#### Data
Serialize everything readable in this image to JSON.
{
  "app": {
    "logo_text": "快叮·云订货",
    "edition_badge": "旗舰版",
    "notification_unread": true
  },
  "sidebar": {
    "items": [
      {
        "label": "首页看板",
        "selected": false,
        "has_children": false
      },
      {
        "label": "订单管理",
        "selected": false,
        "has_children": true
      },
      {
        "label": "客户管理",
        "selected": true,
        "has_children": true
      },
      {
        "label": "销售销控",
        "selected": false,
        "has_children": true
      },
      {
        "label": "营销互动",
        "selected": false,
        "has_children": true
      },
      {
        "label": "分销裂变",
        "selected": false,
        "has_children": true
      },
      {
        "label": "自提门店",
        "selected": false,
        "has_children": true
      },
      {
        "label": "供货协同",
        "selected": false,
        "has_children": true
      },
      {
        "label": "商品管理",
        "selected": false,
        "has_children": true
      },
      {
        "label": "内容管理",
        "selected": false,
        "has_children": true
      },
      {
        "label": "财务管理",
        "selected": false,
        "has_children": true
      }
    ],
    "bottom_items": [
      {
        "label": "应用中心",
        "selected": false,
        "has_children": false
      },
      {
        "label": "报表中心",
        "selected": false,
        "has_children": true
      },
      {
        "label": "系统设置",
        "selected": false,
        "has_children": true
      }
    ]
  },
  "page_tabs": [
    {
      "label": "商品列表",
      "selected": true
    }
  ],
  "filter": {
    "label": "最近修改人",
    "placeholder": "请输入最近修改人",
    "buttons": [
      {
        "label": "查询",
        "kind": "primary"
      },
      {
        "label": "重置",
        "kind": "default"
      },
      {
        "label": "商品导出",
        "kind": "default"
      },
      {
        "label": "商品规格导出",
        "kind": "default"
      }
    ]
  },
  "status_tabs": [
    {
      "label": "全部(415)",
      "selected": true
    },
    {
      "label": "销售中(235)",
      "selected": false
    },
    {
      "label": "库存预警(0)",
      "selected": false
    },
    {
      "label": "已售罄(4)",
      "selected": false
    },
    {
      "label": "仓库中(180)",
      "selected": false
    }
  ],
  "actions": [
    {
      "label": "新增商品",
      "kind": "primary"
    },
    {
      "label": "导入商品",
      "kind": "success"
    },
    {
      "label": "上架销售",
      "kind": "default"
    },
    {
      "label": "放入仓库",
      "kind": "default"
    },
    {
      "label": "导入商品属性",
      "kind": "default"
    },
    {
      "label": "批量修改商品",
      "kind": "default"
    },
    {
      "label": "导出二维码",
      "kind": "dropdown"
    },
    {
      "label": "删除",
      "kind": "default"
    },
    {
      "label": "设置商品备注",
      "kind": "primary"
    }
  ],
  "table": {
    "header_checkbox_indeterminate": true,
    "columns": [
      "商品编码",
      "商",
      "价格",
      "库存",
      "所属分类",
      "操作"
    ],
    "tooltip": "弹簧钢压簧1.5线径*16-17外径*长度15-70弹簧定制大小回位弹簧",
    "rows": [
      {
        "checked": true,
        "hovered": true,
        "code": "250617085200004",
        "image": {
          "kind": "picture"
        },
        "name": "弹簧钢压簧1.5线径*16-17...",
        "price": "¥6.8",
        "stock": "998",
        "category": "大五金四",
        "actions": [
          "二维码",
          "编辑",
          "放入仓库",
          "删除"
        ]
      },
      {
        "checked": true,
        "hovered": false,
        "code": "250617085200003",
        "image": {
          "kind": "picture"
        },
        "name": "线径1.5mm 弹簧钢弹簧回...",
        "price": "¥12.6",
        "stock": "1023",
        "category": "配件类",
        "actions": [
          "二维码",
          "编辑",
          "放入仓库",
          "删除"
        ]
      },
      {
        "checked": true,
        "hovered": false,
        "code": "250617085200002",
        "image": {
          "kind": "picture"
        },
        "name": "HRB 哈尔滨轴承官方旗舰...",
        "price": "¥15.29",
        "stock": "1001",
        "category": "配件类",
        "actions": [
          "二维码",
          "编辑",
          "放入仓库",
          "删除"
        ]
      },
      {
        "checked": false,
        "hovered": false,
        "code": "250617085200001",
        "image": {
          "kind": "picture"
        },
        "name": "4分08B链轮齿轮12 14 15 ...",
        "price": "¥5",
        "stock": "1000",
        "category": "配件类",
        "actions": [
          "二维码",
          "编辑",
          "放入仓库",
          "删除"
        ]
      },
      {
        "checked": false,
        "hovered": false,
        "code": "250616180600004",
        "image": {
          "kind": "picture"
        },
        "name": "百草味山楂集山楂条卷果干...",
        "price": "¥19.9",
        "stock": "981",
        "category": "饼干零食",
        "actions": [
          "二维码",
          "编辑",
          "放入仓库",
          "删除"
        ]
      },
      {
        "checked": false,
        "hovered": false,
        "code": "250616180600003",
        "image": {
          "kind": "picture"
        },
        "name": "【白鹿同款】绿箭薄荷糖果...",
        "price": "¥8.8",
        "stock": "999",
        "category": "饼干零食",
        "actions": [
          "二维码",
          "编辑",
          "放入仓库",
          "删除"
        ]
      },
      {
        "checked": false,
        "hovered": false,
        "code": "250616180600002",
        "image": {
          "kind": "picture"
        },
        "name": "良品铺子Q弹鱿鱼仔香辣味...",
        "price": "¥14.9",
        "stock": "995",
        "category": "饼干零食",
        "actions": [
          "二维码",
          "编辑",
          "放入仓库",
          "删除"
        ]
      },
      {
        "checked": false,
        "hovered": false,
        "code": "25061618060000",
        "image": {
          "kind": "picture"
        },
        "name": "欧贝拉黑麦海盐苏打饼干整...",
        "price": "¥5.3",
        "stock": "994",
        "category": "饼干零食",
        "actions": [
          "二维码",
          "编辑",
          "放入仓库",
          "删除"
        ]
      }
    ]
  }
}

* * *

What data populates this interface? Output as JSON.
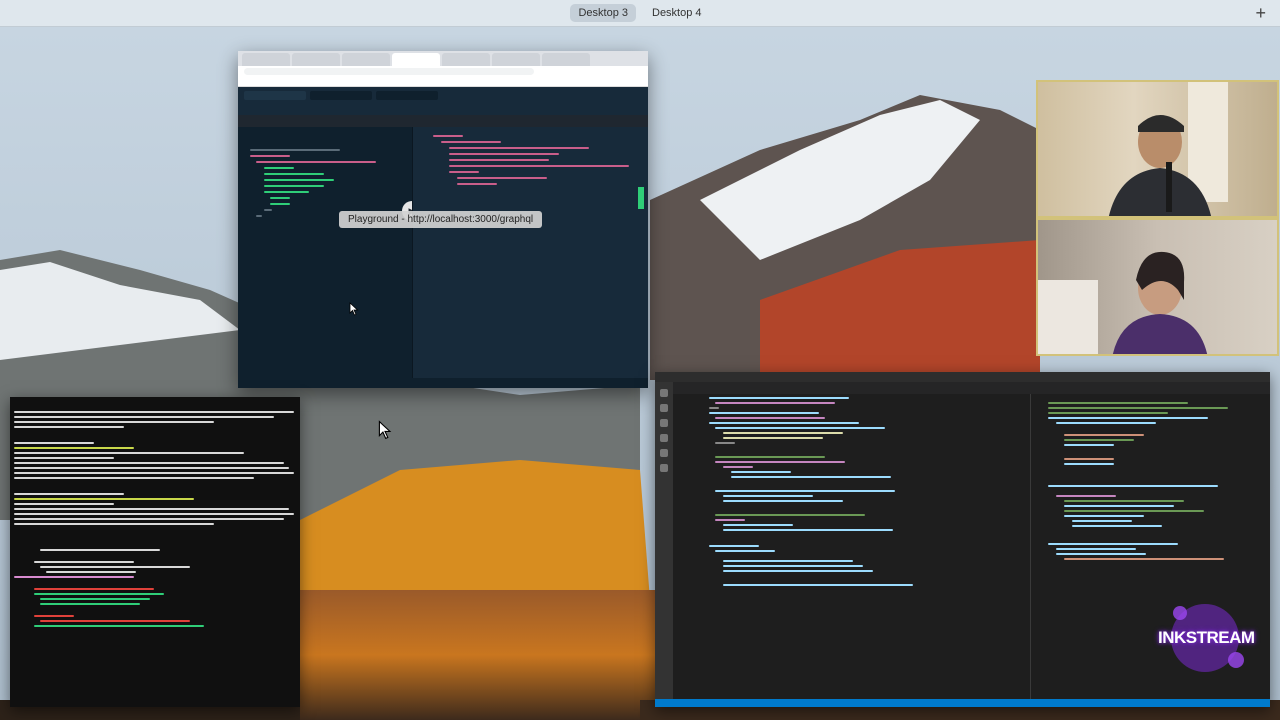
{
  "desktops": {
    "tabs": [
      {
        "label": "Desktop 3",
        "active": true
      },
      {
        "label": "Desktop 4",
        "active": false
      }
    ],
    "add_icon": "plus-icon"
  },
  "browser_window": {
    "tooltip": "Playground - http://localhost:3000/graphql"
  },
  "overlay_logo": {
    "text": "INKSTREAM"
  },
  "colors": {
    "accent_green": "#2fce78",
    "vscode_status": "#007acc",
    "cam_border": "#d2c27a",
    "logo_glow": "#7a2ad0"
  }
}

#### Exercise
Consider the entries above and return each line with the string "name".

#### Solution
        "name": "弹簧钢压簧1.5线径*16-17...",
        "name": "线径1.5mm 弹簧钢弹簧回...",
        "name": "HRB 哈尔滨轴承官方旗舰...",
        "name": "4分08B链轮齿轮12 14 15 ...",
        "name": "百草味山楂集山楂条卷果干...",
        "name": "【白鹿同款】绿箭薄荷糖果...",
        "name": "良品铺子Q弹鱿鱼仔香辣味...",
        "name": "欧贝拉黑麦海盐苏打饼干整...",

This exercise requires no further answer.